+++ Records to process

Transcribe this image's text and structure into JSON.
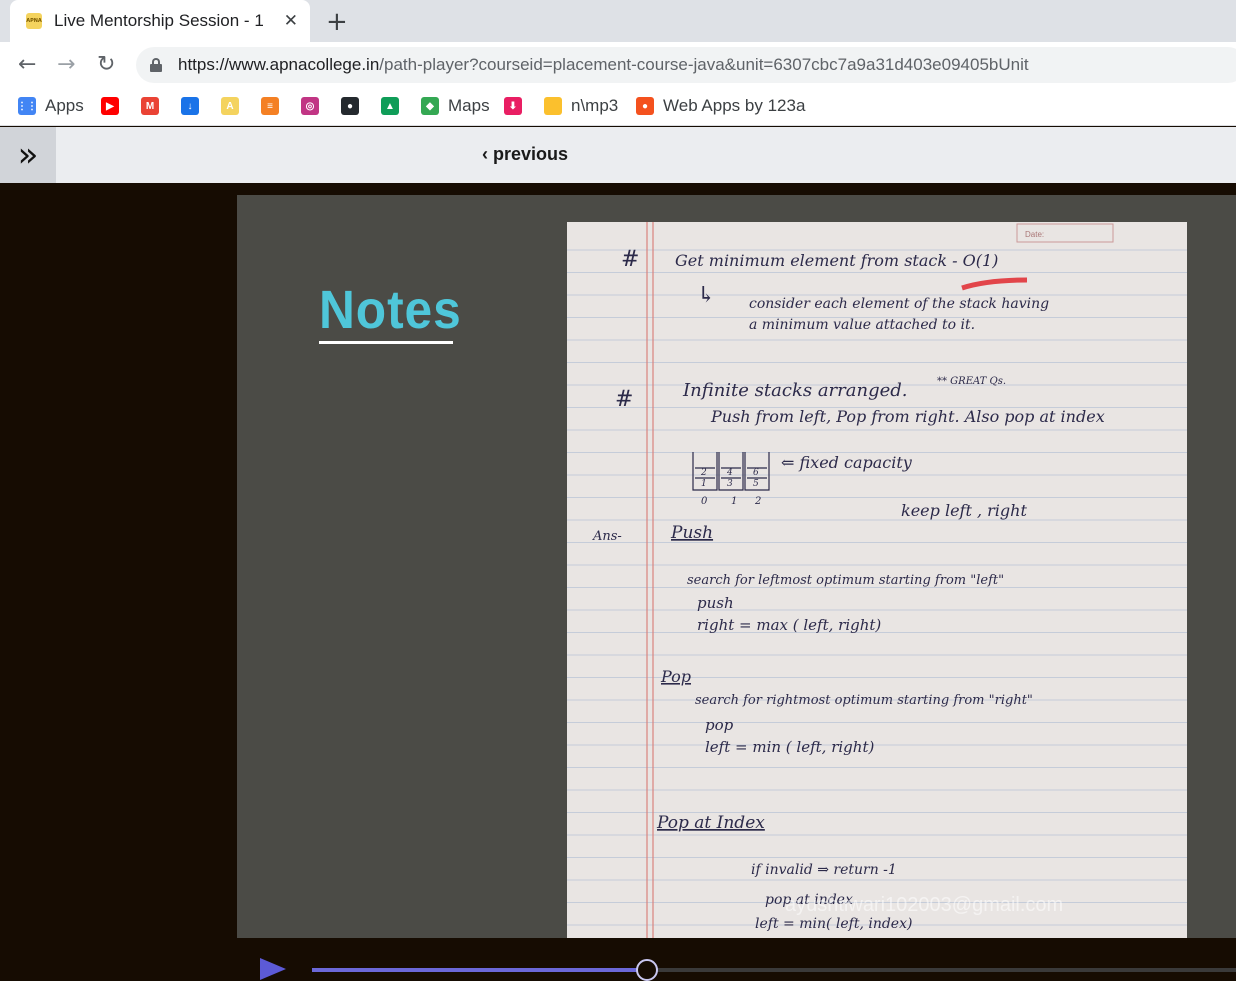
{
  "browser": {
    "tab": {
      "title": "Live Mentorship Session - 1",
      "favicon": "APNA",
      "close_glyph": "✕"
    },
    "new_tab_glyph": "+",
    "nav": {
      "back": "←",
      "forward": "→",
      "reload": "↻"
    },
    "url": {
      "host": "https://www.apnacollege.in",
      "path": "/path-player?courseid=placement-course-java&unit=6307cbc7a9a31d403e09405bUnit"
    },
    "bookmarks": [
      {
        "label": "Apps",
        "icon": "apps-grid-icon",
        "color": "#4285f4"
      },
      {
        "label": "",
        "icon": "youtube-icon",
        "color": "#ff0000"
      },
      {
        "label": "",
        "icon": "gmail-icon",
        "color": "#ea4335"
      },
      {
        "label": "",
        "icon": "cloud-download-icon",
        "color": "#1a73e8"
      },
      {
        "label": "",
        "icon": "apna-icon",
        "color": "#f4d35e"
      },
      {
        "label": "",
        "icon": "stackoverflow-icon",
        "color": "#f48024"
      },
      {
        "label": "",
        "icon": "instagram-icon",
        "color": "#c13584"
      },
      {
        "label": "",
        "icon": "github-icon",
        "color": "#24292e"
      },
      {
        "label": "",
        "icon": "drive-icon",
        "color": "#0f9d58"
      },
      {
        "label": "Maps",
        "icon": "maps-icon",
        "color": "#34a853"
      },
      {
        "label": "",
        "icon": "download-icon",
        "color": "#e91e63"
      },
      {
        "label": "n\\mp3",
        "icon": "folder-icon",
        "color": "#fbc02d"
      },
      {
        "label": "Web Apps by 123a",
        "icon": "webapps-icon",
        "color": "#f4511e"
      }
    ]
  },
  "page": {
    "sidebar_toggle": "»",
    "previous_label": "‹ previous"
  },
  "slide": {
    "title": "Notes",
    "watermark": "ayushtiwari102003@gmail.com",
    "handwriting": {
      "h1_hash": "#",
      "h1": "Get minimum element from stack - O(1)",
      "h1_arrow": "↳",
      "h1_line2": "consider each element of the stack having",
      "h1_line3": "a minimum value attached to it.",
      "h2_hash": "#",
      "h2": "Infinite stacks arranged.",
      "h2_tag": "** GREAT Qs.",
      "h2_line2": "Push from left, Pop from right. Also pop at index",
      "capacity": "⇐ fixed capacity",
      "stack_nums": [
        "2",
        "1",
        "4",
        "3",
        "6",
        "5"
      ],
      "stack_idx": [
        "0",
        "1",
        "2"
      ],
      "keep": "keep   left , right",
      "ans": "Ans-",
      "push_head": "Push",
      "push_l1": "search for leftmost optimum starting from \"left\"",
      "push_l2": "push",
      "push_l3": "right =  max ( left, right)",
      "pop_head": "Pop",
      "pop_l1": "search for rightmost optimum starting from \"right\"",
      "pop_l2": "pop",
      "pop_l3": "left =  min ( left, right)",
      "pidx_head": "Pop at Index",
      "pidx_l1": "if  invalid  ⇒ return  -1",
      "pidx_l2": "pop at index",
      "pidx_l3": "left = min( left, index)",
      "date_label": "Date:"
    }
  },
  "video": {
    "progress": 0.363
  },
  "colors": {
    "accent": "#4fc6d9",
    "player_bar": "#6b68d8",
    "ink": "#2c2a4a"
  }
}
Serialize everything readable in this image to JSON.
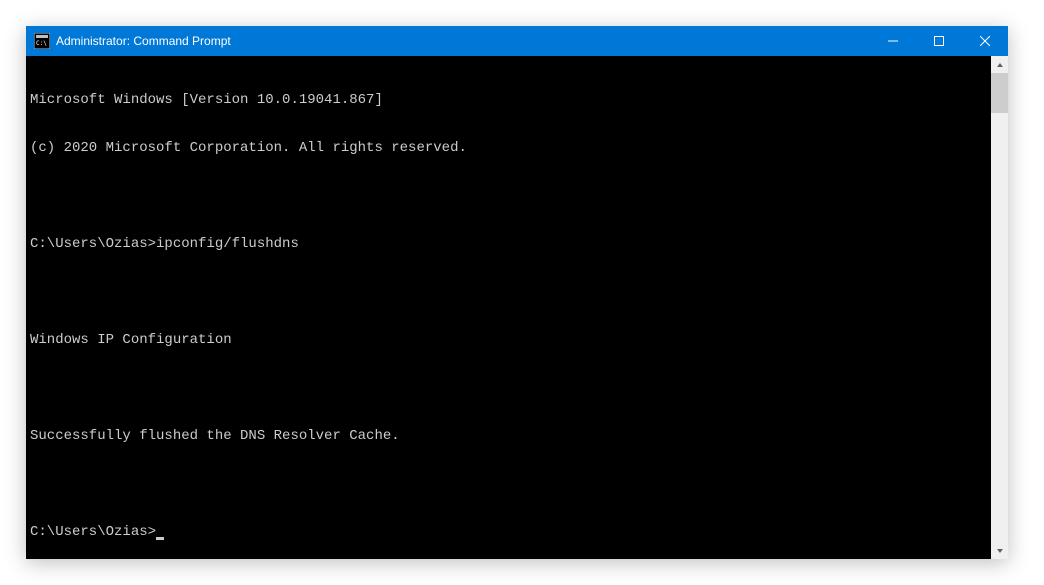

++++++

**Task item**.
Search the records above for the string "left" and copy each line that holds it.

**Solution for this exercise**.
      "h2_line2": "Push from left, Pop from right. Also pop at index",
      "keep": "keep   left , right",
      "push_l1": "search for leftmost optimum starting from \"left\"",
      "push_l3": "right =  max ( left, right)",
      "pop_l3": "left =  min ( left, right)",
      "pidx_l3": "left = min( left, index)",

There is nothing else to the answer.